Items listed in a dataset:
++++

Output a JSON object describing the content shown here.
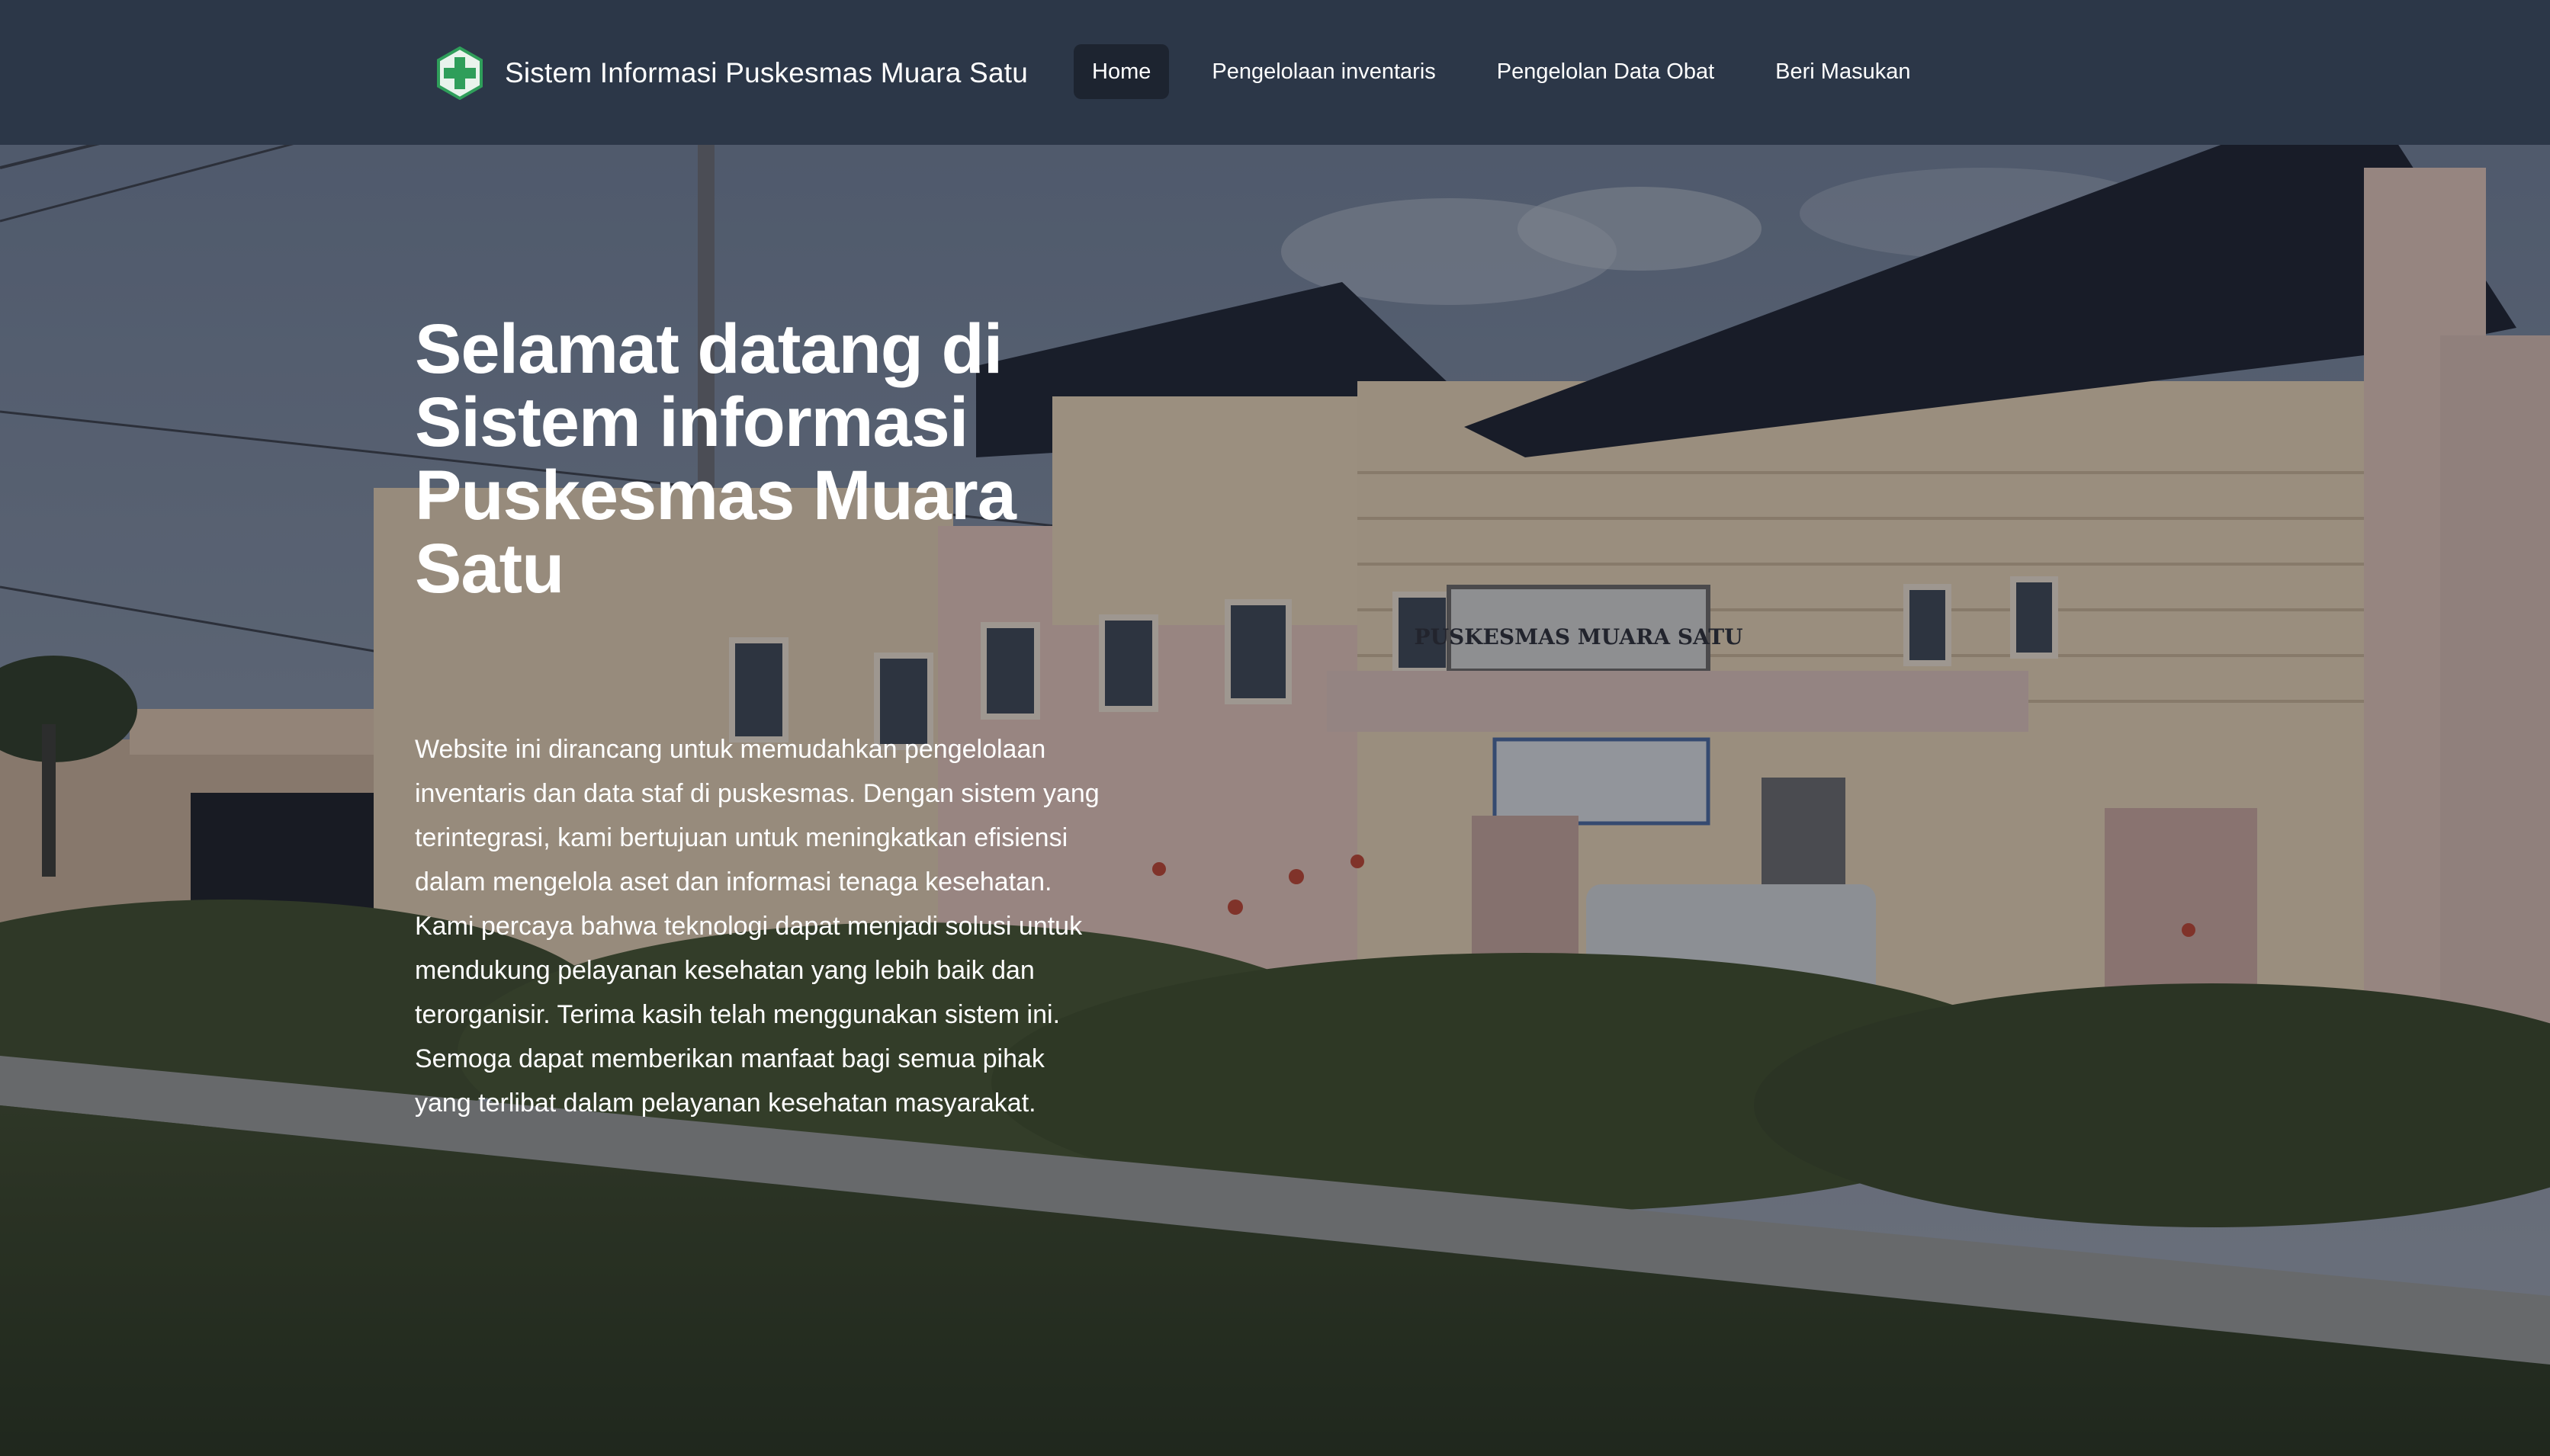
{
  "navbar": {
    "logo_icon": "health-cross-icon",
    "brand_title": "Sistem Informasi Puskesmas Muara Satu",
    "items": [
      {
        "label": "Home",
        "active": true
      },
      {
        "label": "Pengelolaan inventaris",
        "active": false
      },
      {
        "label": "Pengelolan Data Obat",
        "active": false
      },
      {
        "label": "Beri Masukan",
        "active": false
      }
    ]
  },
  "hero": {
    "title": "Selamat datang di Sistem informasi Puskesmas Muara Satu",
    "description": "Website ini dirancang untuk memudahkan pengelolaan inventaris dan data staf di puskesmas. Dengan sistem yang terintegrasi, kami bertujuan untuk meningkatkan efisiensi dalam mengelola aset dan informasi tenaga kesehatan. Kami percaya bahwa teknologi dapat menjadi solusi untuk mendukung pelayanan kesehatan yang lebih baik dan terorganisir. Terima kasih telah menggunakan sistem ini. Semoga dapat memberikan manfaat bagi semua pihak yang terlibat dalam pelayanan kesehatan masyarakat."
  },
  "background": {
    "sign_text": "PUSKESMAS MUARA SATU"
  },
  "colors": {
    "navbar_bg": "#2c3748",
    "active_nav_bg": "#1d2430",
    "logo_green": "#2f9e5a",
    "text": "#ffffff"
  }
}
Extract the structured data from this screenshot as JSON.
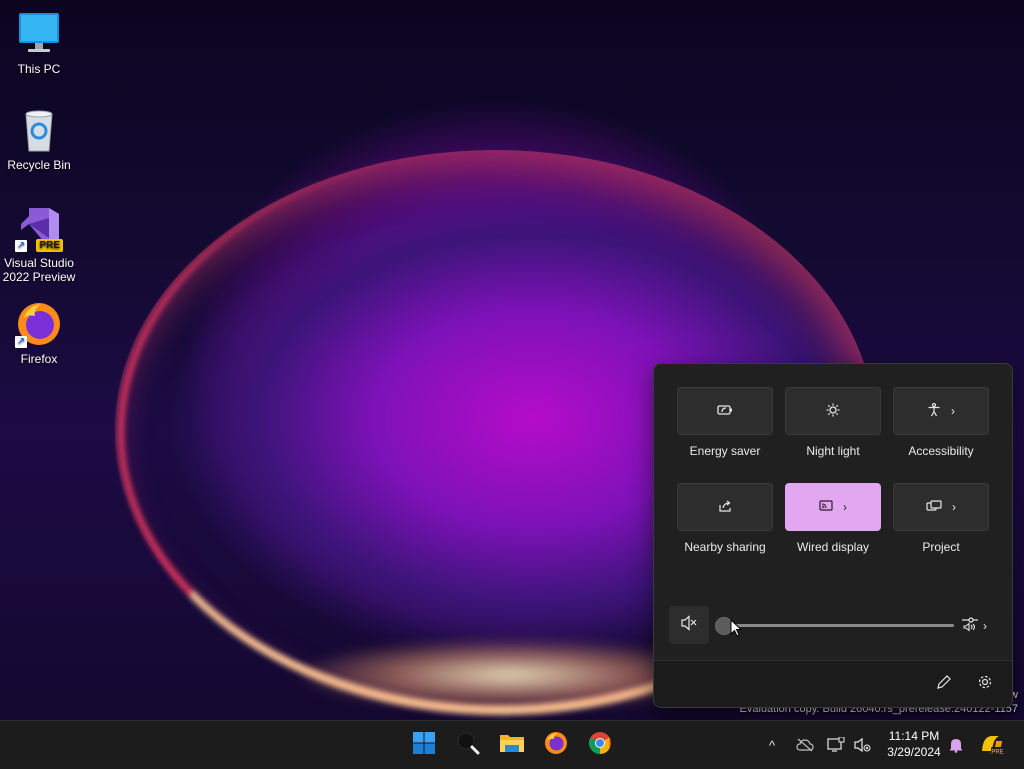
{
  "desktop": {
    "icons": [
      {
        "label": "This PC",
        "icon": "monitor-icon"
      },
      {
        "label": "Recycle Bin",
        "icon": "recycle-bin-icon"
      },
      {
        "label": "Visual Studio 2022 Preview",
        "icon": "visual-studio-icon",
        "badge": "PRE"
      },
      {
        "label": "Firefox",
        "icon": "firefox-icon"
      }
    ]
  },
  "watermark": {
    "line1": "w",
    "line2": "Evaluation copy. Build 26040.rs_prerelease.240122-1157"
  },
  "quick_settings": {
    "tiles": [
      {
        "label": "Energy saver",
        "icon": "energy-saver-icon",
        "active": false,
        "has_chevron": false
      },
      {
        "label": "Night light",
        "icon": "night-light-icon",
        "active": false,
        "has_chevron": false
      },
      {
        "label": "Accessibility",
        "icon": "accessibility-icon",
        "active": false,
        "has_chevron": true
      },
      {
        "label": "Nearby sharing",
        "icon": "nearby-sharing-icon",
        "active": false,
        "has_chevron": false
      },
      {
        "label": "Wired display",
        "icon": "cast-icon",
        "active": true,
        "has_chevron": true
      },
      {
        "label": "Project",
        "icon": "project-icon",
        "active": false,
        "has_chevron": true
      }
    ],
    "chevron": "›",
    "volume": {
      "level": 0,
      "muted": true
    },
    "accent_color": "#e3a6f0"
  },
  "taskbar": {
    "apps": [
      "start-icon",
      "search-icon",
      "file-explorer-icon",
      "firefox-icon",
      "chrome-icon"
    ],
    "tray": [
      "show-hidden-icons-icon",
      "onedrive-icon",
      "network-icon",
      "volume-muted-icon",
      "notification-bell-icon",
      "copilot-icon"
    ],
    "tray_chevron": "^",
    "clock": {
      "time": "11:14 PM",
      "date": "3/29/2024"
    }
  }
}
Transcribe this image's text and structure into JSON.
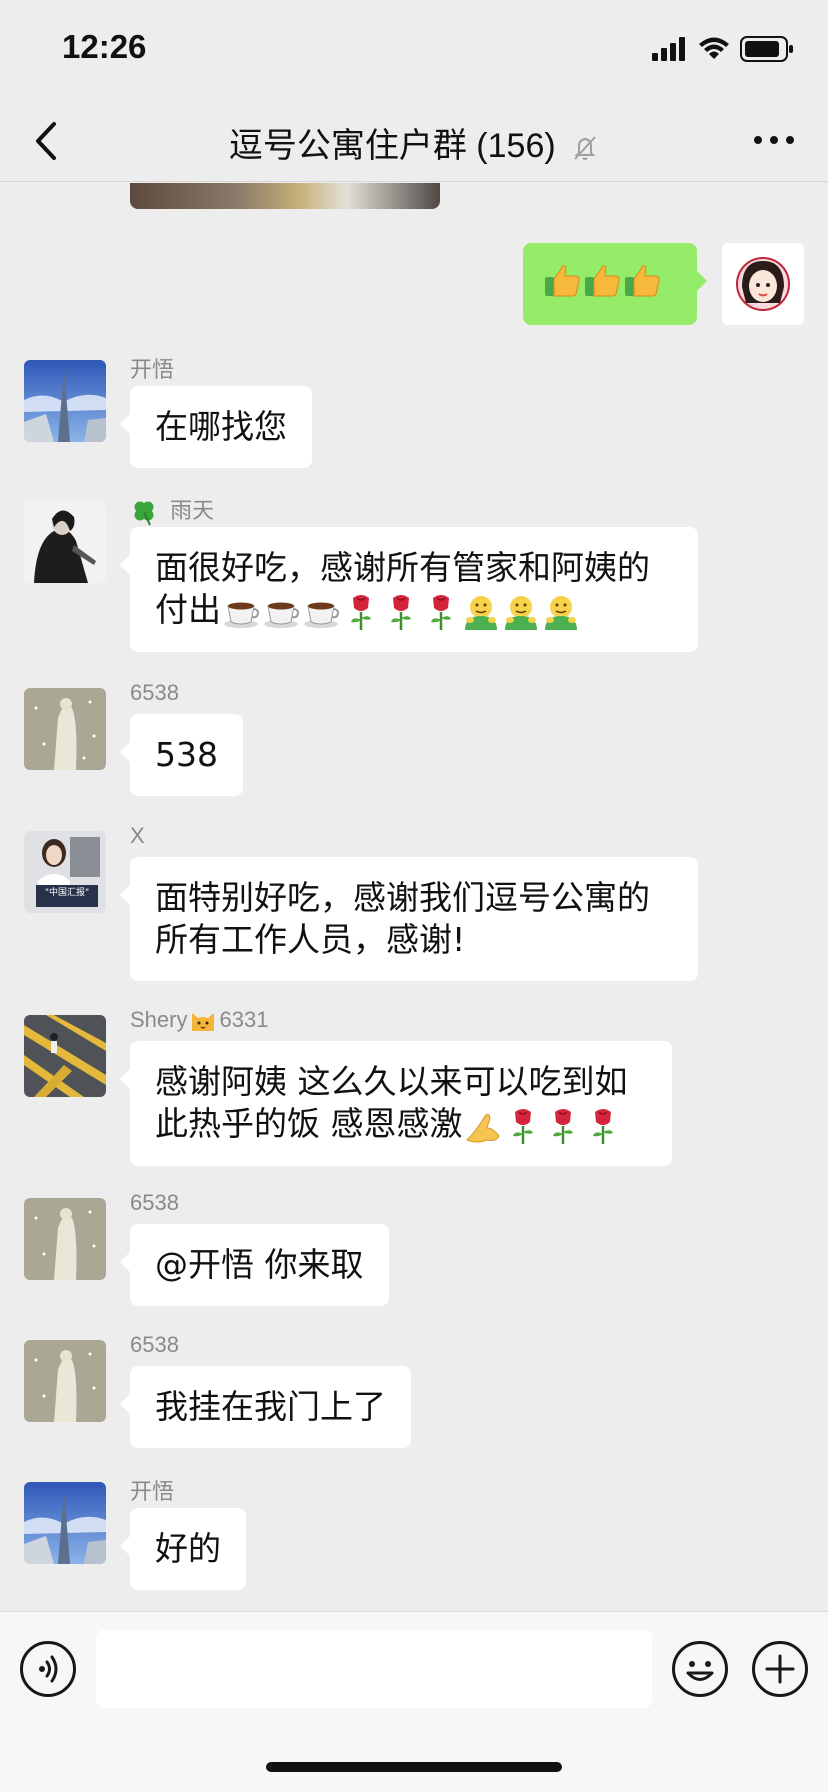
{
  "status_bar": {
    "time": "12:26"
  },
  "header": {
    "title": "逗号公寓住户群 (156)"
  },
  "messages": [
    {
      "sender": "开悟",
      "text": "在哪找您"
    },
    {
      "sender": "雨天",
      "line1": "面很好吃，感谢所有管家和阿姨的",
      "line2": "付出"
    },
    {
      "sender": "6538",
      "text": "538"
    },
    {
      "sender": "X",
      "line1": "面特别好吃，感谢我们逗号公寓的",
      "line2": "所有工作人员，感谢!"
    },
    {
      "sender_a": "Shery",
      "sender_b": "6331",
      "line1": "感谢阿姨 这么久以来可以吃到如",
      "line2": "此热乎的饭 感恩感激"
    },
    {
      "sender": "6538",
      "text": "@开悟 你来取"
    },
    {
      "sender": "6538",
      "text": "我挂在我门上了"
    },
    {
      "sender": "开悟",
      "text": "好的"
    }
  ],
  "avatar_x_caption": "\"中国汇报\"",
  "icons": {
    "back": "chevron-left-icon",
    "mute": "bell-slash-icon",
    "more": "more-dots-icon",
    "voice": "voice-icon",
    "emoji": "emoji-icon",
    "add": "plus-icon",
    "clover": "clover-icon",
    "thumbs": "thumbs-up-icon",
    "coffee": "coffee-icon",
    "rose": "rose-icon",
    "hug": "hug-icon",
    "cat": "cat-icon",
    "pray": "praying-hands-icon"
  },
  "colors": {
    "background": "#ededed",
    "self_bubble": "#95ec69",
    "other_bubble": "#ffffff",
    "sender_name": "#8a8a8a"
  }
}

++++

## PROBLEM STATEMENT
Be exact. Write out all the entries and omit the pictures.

## WORKED SOLUTION
Output a JSON object describing the content shown here.
{
  "navbar": {
    "logo_icon": "health-cross-icon",
    "brand_title": "Sistem Informasi Puskesmas Muara Satu",
    "items": [
      {
        "label": "Home",
        "active": true
      },
      {
        "label": "Pengelolaan inventaris",
        "active": false
      },
      {
        "label": "Pengelolan Data Obat",
        "active": false
      },
      {
        "label": "Beri Masukan",
        "active": false
      }
    ]
  },
  "hero": {
    "title": "Selamat datang di Sistem informasi Puskesmas Muara Satu",
    "description": "Website ini dirancang untuk memudahkan pengelolaan inventaris dan data staf di puskesmas. Dengan sistem yang terintegrasi, kami bertujuan untuk meningkatkan efisiensi dalam mengelola aset dan informasi tenaga kesehatan. Kami percaya bahwa teknologi dapat menjadi solusi untuk mendukung pelayanan kesehatan yang lebih baik dan terorganisir. Terima kasih telah menggunakan sistem ini. Semoga dapat memberikan manfaat bagi semua pihak yang terlibat dalam pelayanan kesehatan masyarakat."
  },
  "background": {
    "sign_text": "PUSKESMAS MUARA SATU"
  },
  "colors": {
    "navbar_bg": "#2c3748",
    "active_nav_bg": "#1d2430",
    "logo_green": "#2f9e5a",
    "text": "#ffffff"
  }
}
Extract the structured data from this screenshot as JSON.
{
  "desktop": {
    "icons": [
      {
        "label": "This PC",
        "icon": "monitor-icon"
      },
      {
        "label": "Recycle Bin",
        "icon": "recycle-bin-icon"
      },
      {
        "label": "Visual Studio 2022 Preview",
        "icon": "visual-studio-icon",
        "badge": "PRE"
      },
      {
        "label": "Firefox",
        "icon": "firefox-icon"
      }
    ]
  },
  "watermark": {
    "line1": "w",
    "line2": "Evaluation copy. Build 26040.rs_prerelease.240122-1157"
  },
  "quick_settings": {
    "tiles": [
      {
        "label": "Energy saver",
        "icon": "energy-saver-icon",
        "active": false,
        "has_chevron": false
      },
      {
        "label": "Night light",
        "icon": "night-light-icon",
        "active": false,
        "has_chevron": false
      },
      {
        "label": "Accessibility",
        "icon": "accessibility-icon",
        "active": false,
        "has_chevron": true
      },
      {
        "label": "Nearby sharing",
        "icon": "nearby-sharing-icon",
        "active": false,
        "has_chevron": false
      },
      {
        "label": "Wired display",
        "icon": "cast-icon",
        "active": true,
        "has_chevron": true
      },
      {
        "label": "Project",
        "icon": "project-icon",
        "active": false,
        "has_chevron": true
      }
    ],
    "chevron": "›",
    "volume": {
      "level": 0,
      "muted": true
    },
    "accent_color": "#e3a6f0"
  },
  "taskbar": {
    "apps": [
      "start-icon",
      "search-icon",
      "file-explorer-icon",
      "firefox-icon",
      "chrome-icon"
    ],
    "tray": [
      "show-hidden-icons-icon",
      "onedrive-icon",
      "network-icon",
      "volume-muted-icon",
      "notification-bell-icon",
      "copilot-icon"
    ],
    "tray_chevron": "^",
    "clock": {
      "time": "11:14 PM",
      "date": "3/29/2024"
    }
  }
}
Transcribe this image's text and structure into JSON.
{
  "status_bar": {
    "time": "12:26"
  },
  "header": {
    "title": "逗号公寓住户群 (156)"
  },
  "messages": [
    {
      "sender": "开悟",
      "text": "在哪找您"
    },
    {
      "sender": "雨天",
      "line1": "面很好吃，感谢所有管家和阿姨的",
      "line2": "付出"
    },
    {
      "sender": "6538",
      "text": "538"
    },
    {
      "sender": "X",
      "line1": "面特别好吃，感谢我们逗号公寓的",
      "line2": "所有工作人员，感谢!"
    },
    {
      "sender_a": "Shery",
      "sender_b": "6331",
      "line1": "感谢阿姨 这么久以来可以吃到如",
      "line2": "此热乎的饭 感恩感激"
    },
    {
      "sender": "6538",
      "text": "@开悟 你来取"
    },
    {
      "sender": "6538",
      "text": "我挂在我门上了"
    },
    {
      "sender": "开悟",
      "text": "好的"
    }
  ],
  "avatar_x_caption": "\"中国汇报\"",
  "icons": {
    "back": "chevron-left-icon",
    "mute": "bell-slash-icon",
    "more": "more-dots-icon",
    "voice": "voice-icon",
    "emoji": "emoji-icon",
    "add": "plus-icon",
    "clover": "clover-icon",
    "thumbs": "thumbs-up-icon",
    "coffee": "coffee-icon",
    "rose": "rose-icon",
    "hug": "hug-icon",
    "cat": "cat-icon",
    "pray": "praying-hands-icon"
  },
  "colors": {
    "background": "#ededed",
    "self_bubble": "#95ec69",
    "other_bubble": "#ffffff",
    "sender_name": "#8a8a8a"
  }
}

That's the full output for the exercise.